HIV and Mortality, Autopsy Studies from Uganda


HIV can be treated nowadays; with antiretroviral medication HIV‐infected patients can live a healthy life. Nevertheless, 1.2 million people died of HIV in sub‐Saharan Africa in 2012. Better knowledge of the causes of death in these patients and of accurate methods to establish the causes of death can improve HIV‐care for the living.

Autopsy studies showed that opportunistic infections caused the vast majority of deaths, both prior to the availability of HIV‐treatment and afterwards. Tuberculosis was the main cause of death. In time, HIV‐treatment has become better available and we observed an increase in the proportion of patients that died of conditions that were not directly HIV‐related. This change will affect future HIV‐care in sub‐Saharan Africa.

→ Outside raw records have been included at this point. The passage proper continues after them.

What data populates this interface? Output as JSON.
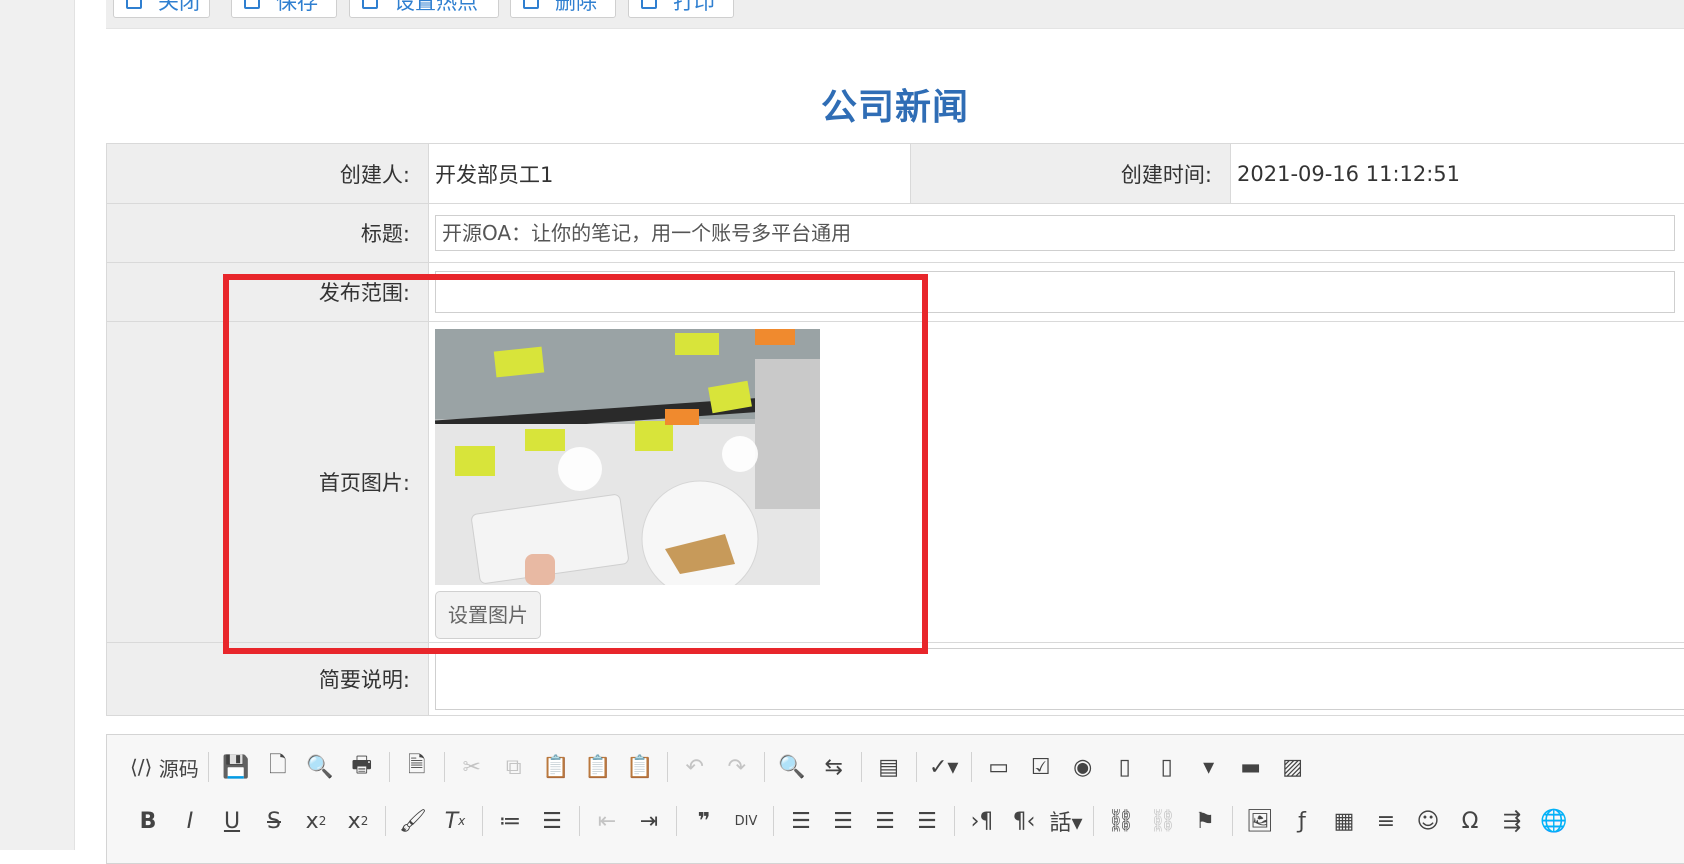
{
  "toolbar": {
    "buttons": [
      {
        "label": "关闭",
        "icon": "close-icon"
      },
      {
        "label": "保存",
        "icon": "save-icon"
      },
      {
        "label": "设置热点",
        "icon": "hotspot-icon"
      },
      {
        "label": "删除",
        "icon": "delete-icon"
      },
      {
        "label": "打印",
        "icon": "print-icon"
      }
    ]
  },
  "page_title": "公司新闻",
  "form": {
    "creator_label": "创建人:",
    "creator_value": "开发部员工1",
    "created_time_label": "创建时间:",
    "created_time_value": "2021-09-16 11:12:51",
    "title_label": "标题:",
    "title_value": "开源OA：让你的笔记，用一个账号多平台通用",
    "scope_label": "发布范围:",
    "scope_value": "",
    "cover_label": "首页图片:",
    "cover_button": "设置图片",
    "summary_label": "简要说明:",
    "summary_value": ""
  },
  "editor": {
    "source_label": "源码",
    "row1_icons": [
      "source-icon",
      "save-icon",
      "new-page-icon",
      "preview-icon",
      "print-icon",
      "templates-icon",
      "cut-icon",
      "copy-icon",
      "paste-icon",
      "paste-text-icon",
      "paste-word-icon",
      "undo-icon",
      "redo-icon",
      "find-icon",
      "replace-icon",
      "select-all-icon",
      "spellcheck-icon",
      "form-icon",
      "checkbox-icon",
      "radio-icon",
      "textfield-icon",
      "textarea-icon",
      "select-icon",
      "button-icon",
      "hidden-field-icon"
    ],
    "row2_icons": [
      "bold-icon",
      "italic-icon",
      "underline-icon",
      "strike-icon",
      "subscript-icon",
      "superscript-icon",
      "copy-format-icon",
      "remove-format-icon",
      "numbered-list-icon",
      "bulleted-list-icon",
      "outdent-icon",
      "indent-icon",
      "blockquote-icon",
      "div-icon",
      "align-left-icon",
      "align-center-icon",
      "align-right-icon",
      "justify-icon",
      "ltr-icon",
      "rtl-icon",
      "language-icon",
      "link-icon",
      "unlink-icon",
      "anchor-icon",
      "image-icon",
      "flash-icon",
      "table-icon",
      "hr-icon",
      "smiley-icon",
      "special-char-icon",
      "page-break-icon",
      "iframe-icon"
    ]
  },
  "colors": {
    "title": "#2f6db5",
    "toolbar_text": "#2f7fd0",
    "highlight": "#e8262b",
    "label_bg": "#eeeeee"
  }
}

The gold standard to ascertain the cause of death is a complete autopsy. We found that the autopsy cause of death was established pre‐mortem in only 12% of  hospitalized HIV‐patients. This implies that the clinical diagnosis lacks accuracy. However, complete autopsies are not always feasible, acceptable or safe. Therefore we studied an alternative method, needle autopsy, in which we obtained tissue postmortem by percutaneous biopsy. Needle autopsy identified the cause of death in half of the patients. Moreover, it appeared easy and fast to perform.

We concluded that the majority of HIV‐infected patients in sub‐Saharan Africa continues to die from treatable, undiagnosed infections. Needle autopsies can be an accurate, feasible and safe alternative for complete autopsies.